Repair & tuning

Certain parts were broken and required mending, however most including the hammers were recoverable using glue and cotton thread.

The tuning pins were very worn and several could not be turned.  The shape of the pins was different to modern hammers and we had some difficulty in getting hold of an appropriately-shaped tuning tool.  After a couple of abortive attempts at buying tuning tools from ebay, Ian asked Paul – his engineer brother – for some help, and sent him one of the tuning pins.  Paul duly made a socket which exactly fitted the pin, and could be fixed onto the end of a socket wrench for manoeuvrability.

(picture to follow)


A vacuum cleaner and brush came in handy for the next stage. All the keys were removed and cleaned, and the underlying felt was checked. This turned out to be in fair condition so the originals were put back into position. The piano parts and mechanisms were all cleaned and checked over – the hammers, dampers , strings, frame, etc.

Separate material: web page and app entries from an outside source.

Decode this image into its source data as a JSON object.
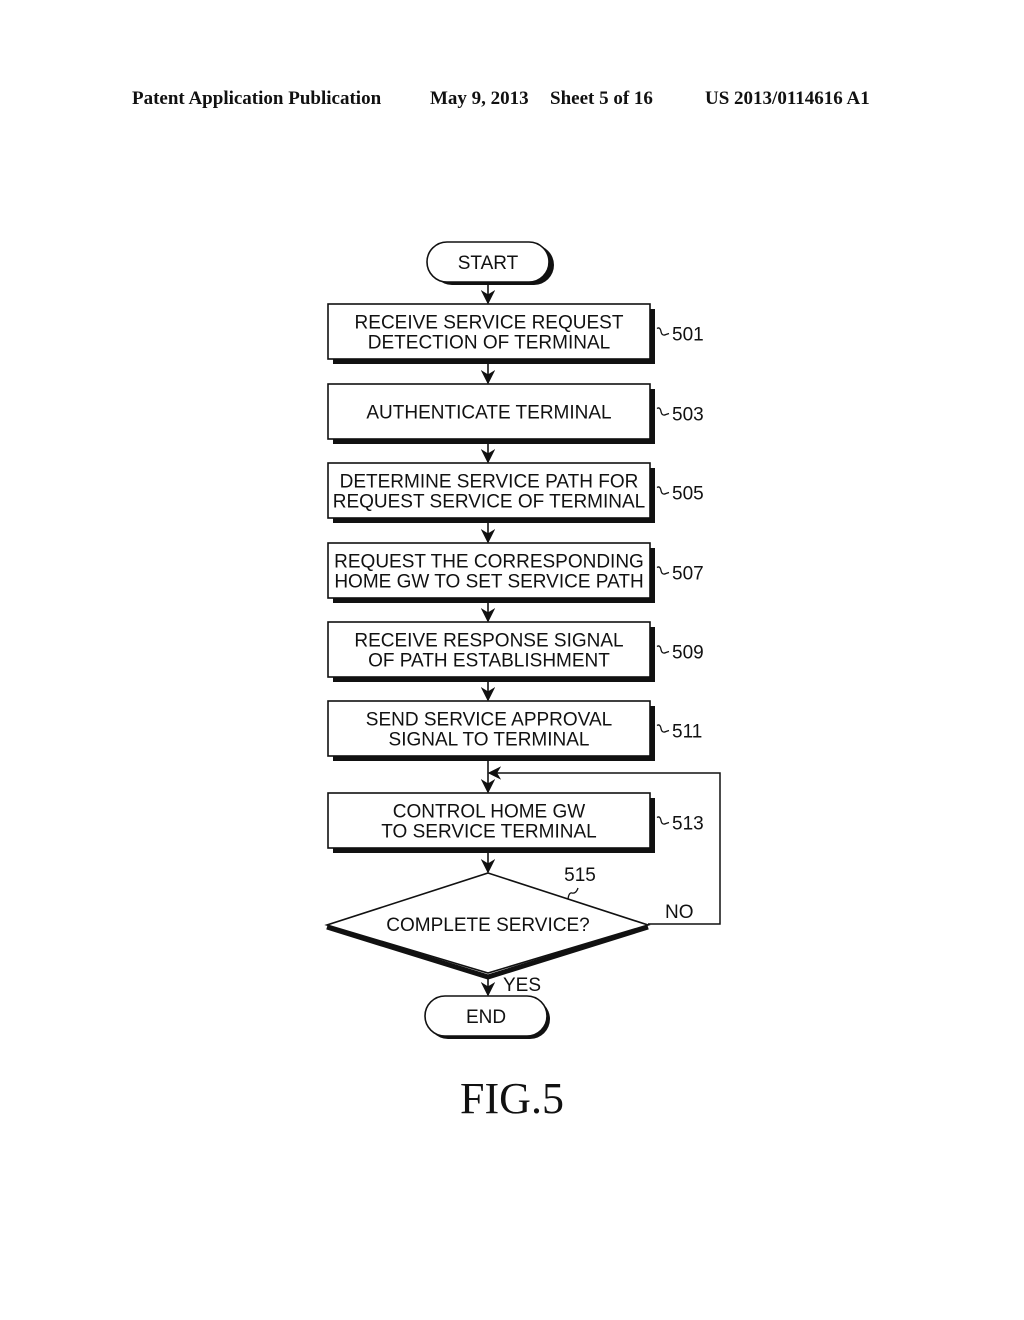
{
  "header": {
    "publication": "Patent Application Publication",
    "date": "May 9, 2013",
    "sheet": "Sheet 5 of 16",
    "patent_number": "US 2013/0114616 A1"
  },
  "flowchart": {
    "start": "START",
    "end": "END",
    "steps": [
      {
        "id": "501",
        "lines": [
          "RECEIVE SERVICE REQUEST",
          "DETECTION OF TERMINAL"
        ]
      },
      {
        "id": "503",
        "lines": [
          "AUTHENTICATE TERMINAL"
        ]
      },
      {
        "id": "505",
        "lines": [
          "DETERMINE SERVICE PATH FOR",
          "REQUEST SERVICE OF TERMINAL"
        ]
      },
      {
        "id": "507",
        "lines": [
          "REQUEST THE CORRESPONDING",
          "HOME GW TO SET SERVICE PATH"
        ]
      },
      {
        "id": "509",
        "lines": [
          "RECEIVE RESPONSE SIGNAL",
          "OF PATH ESTABLISHMENT"
        ]
      },
      {
        "id": "511",
        "lines": [
          "SEND SERVICE APPROVAL",
          "SIGNAL TO TERMINAL"
        ]
      },
      {
        "id": "513",
        "lines": [
          "CONTROL HOME GW",
          "TO SERVICE TERMINAL"
        ]
      }
    ],
    "decision": {
      "id": "515",
      "text": "COMPLETE SERVICE?",
      "yes_label": "YES",
      "no_label": "NO"
    }
  },
  "figure_label": "FIG.5"
}
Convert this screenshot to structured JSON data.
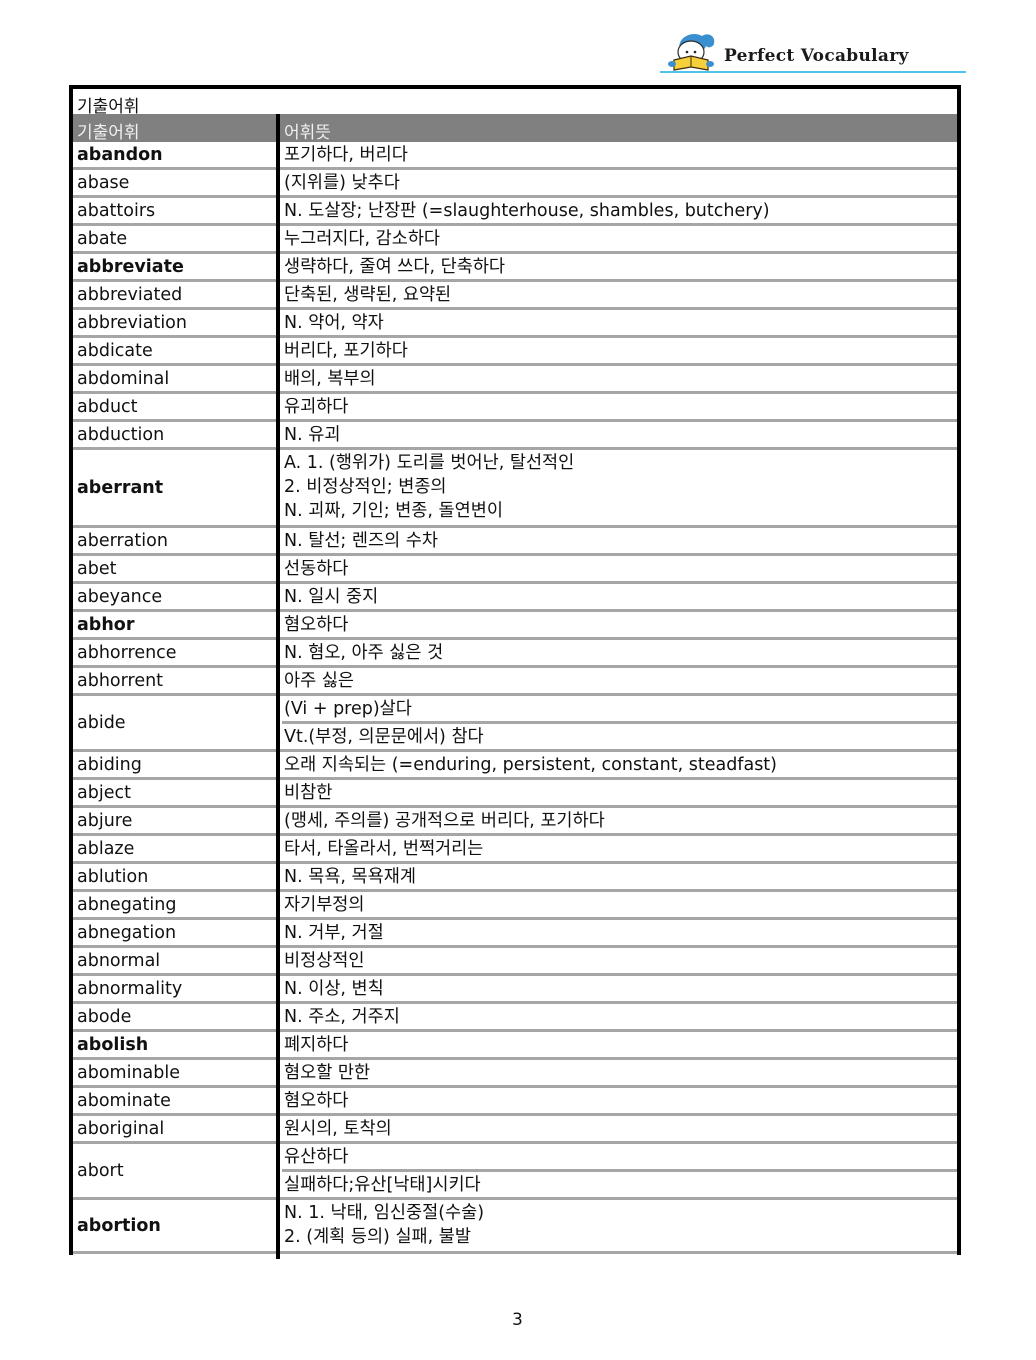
{
  "brand": {
    "name": "Perfect Vocabulary",
    "mascot_icon": "reading-mascot-icon",
    "accent_color": "#4fc3e8"
  },
  "table": {
    "title": "기출어휘",
    "header_color": "#808080",
    "columns": [
      "기출어휘",
      "어휘뜻"
    ],
    "rows": [
      {
        "word": "abandon",
        "bold": true,
        "meanings": [
          [
            "포기하다, 버리다"
          ]
        ]
      },
      {
        "word": "abase",
        "bold": false,
        "meanings": [
          [
            "(지위를)  낮추다"
          ]
        ]
      },
      {
        "word": "abattoirs",
        "bold": false,
        "meanings": [
          [
            "N. 도살장; 난장판  (=slaughterhouse, shambles, butchery)"
          ]
        ]
      },
      {
        "word": "abate",
        "bold": false,
        "meanings": [
          [
            "누그러지다, 감소하다"
          ]
        ]
      },
      {
        "word": "abbreviate",
        "bold": true,
        "meanings": [
          [
            "생략하다, 줄여 쓰다, 단축하다"
          ]
        ]
      },
      {
        "word": "abbreviated",
        "bold": false,
        "meanings": [
          [
            "단축된, 생략된, 요약된"
          ]
        ]
      },
      {
        "word": "abbreviation",
        "bold": false,
        "meanings": [
          [
            "N. 약어, 약자"
          ]
        ]
      },
      {
        "word": "abdicate",
        "bold": false,
        "meanings": [
          [
            "버리다, 포기하다"
          ]
        ]
      },
      {
        "word": "abdominal",
        "bold": false,
        "meanings": [
          [
            "배의, 복부의"
          ]
        ]
      },
      {
        "word": "abduct",
        "bold": false,
        "meanings": [
          [
            "유괴하다"
          ]
        ]
      },
      {
        "word": "abduction",
        "bold": false,
        "meanings": [
          [
            "N. 유괴"
          ]
        ]
      },
      {
        "word": "aberrant",
        "bold": true,
        "meanings": [
          [
            "A. 1. (행위가) 도리를 벗어난, 탈선적인",
            "2. 비정상적인; 변종의",
            "N. 괴짜, 기인; 변종, 돌연변이"
          ]
        ]
      },
      {
        "word": "aberration",
        "bold": false,
        "meanings": [
          [
            "N. 탈선; 렌즈의 수차"
          ]
        ]
      },
      {
        "word": "abet",
        "bold": false,
        "meanings": [
          [
            "선동하다"
          ]
        ]
      },
      {
        "word": "abeyance",
        "bold": false,
        "meanings": [
          [
            "N. 일시 중지"
          ]
        ]
      },
      {
        "word": "abhor",
        "bold": true,
        "meanings": [
          [
            "혐오하다"
          ]
        ]
      },
      {
        "word": "abhorrence",
        "bold": false,
        "meanings": [
          [
            "N. 혐오, 아주 싫은 것"
          ]
        ]
      },
      {
        "word": "abhorrent",
        "bold": false,
        "meanings": [
          [
            "아주 싫은"
          ]
        ]
      },
      {
        "word": "abide",
        "bold": false,
        "meanings": [
          [
            "(Vi + prep)살다"
          ],
          [
            "Vt.(부정, 의문문에서) 참다"
          ]
        ]
      },
      {
        "word": "abiding",
        "bold": false,
        "meanings": [
          [
            "오래 지속되는 (=enduring, persistent, constant, steadfast)"
          ]
        ]
      },
      {
        "word": "abject",
        "bold": false,
        "meanings": [
          [
            "비참한"
          ]
        ]
      },
      {
        "word": "abjure",
        "bold": false,
        "meanings": [
          [
            "(맹세, 주의를) 공개적으로 버리다, 포기하다"
          ]
        ]
      },
      {
        "word": "ablaze",
        "bold": false,
        "meanings": [
          [
            "타서, 타올라서, 번쩍거리는"
          ]
        ]
      },
      {
        "word": "ablution",
        "bold": false,
        "meanings": [
          [
            "N. 목욕, 목욕재계"
          ]
        ]
      },
      {
        "word": "abnegating",
        "bold": false,
        "meanings": [
          [
            "자기부정의"
          ]
        ]
      },
      {
        "word": "abnegation",
        "bold": false,
        "meanings": [
          [
            "N. 거부, 거절"
          ]
        ]
      },
      {
        "word": "abnormal",
        "bold": false,
        "meanings": [
          [
            "비정상적인"
          ]
        ]
      },
      {
        "word": "abnormality",
        "bold": false,
        "meanings": [
          [
            "N. 이상, 변칙"
          ]
        ]
      },
      {
        "word": "abode",
        "bold": false,
        "meanings": [
          [
            "N. 주소, 거주지"
          ]
        ]
      },
      {
        "word": "abolish",
        "bold": true,
        "meanings": [
          [
            "폐지하다"
          ]
        ]
      },
      {
        "word": "abominable",
        "bold": false,
        "meanings": [
          [
            "혐오할 만한"
          ]
        ]
      },
      {
        "word": "abominate",
        "bold": false,
        "meanings": [
          [
            "혐오하다"
          ]
        ]
      },
      {
        "word": "aboriginal",
        "bold": false,
        "meanings": [
          [
            "원시의, 토착의"
          ]
        ]
      },
      {
        "word": "abort",
        "bold": false,
        "meanings": [
          [
            "유산하다"
          ],
          [
            "실패하다;유산[낙태]시키다"
          ]
        ]
      },
      {
        "word": "abortion",
        "bold": true,
        "meanings": [
          [
            "N. 1. 낙태, 임신중절(수술)",
            "2. (계획 등의) 실패, 불발"
          ]
        ]
      }
    ]
  },
  "page": {
    "number": "3"
  }
}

All moving parts were dismantled and cleaned. 100 years of dust takes quite a bit of work!

First steps

Naturally Ian couldn’t resist giving it a little play first… it sounded truly awful, out of tune and difficult to pedal.  Here is a short video of what was probably the first time it had been played in many years:

The first task was to take the pianola apart to ascertain its condition and start the cleaning process. Here we go – Ian is checking which keys work or are working but a bit ‘sticky’. The other photos show the condition of the 100 year-old tubing.

Testin for sticky keys

Testing for Sticky Keys

65 rubber tubes

Here are some of the 65 rubber tubes which suck air through the holes in the paper rolls to the bellows.

Cloth and rubber tubing perished after many years.

Some parts did not survive the last 100 years intact. This rubber-coated cloth tubing is perished. We replaced it with plastic aquarium tubing

Ian’s Pianola Restoration and Repair Project

Hello and welcome to Ian’s Pianola Restoration and Repair Project blog.

This is the story of how Ian bought a non-working “spares or repairs” pianola from eBay for £5, eventually got it home, cleared some space in the garage and spent many days restoring and repairing it to make it fully working.

Here is the original ebay advert:

Pianola Advert

Ebay advert describing the pianola as non-working

£5 was quite a bargain, or so we thought! Unfortunately buying something on ebay is only the start and it took 3 abortive attempts and a very understanding and patient seller before getting it transported from Blackpool to Nottingham.  Here is our pianola-moving advice, born of experience:

  • Avoid local delivery companies – a ‘man with a van’ will probably find the pianola too heavy or big, and their vans may not have the necessary ramp or tail-lift.
  • Avoid Jonill’s of Nottingham – they let us down on the collection day, bizarely informing us by text that they wanted more money than the agreed quote and the driver wasn’t feeling well so couldn’t do it that day anyway.
  • Use national and international piano-moving specialist Pianospeed – who gave a reasonable quote and turned up at the appointed date and time to collect the pianola and deliver it to Nottingham safe and sound.

Here it is arriving! 3rd March 2012.

Pianola arrival, courtesy of Pianospeed

Pianospeed deliving the pianola in March 2012.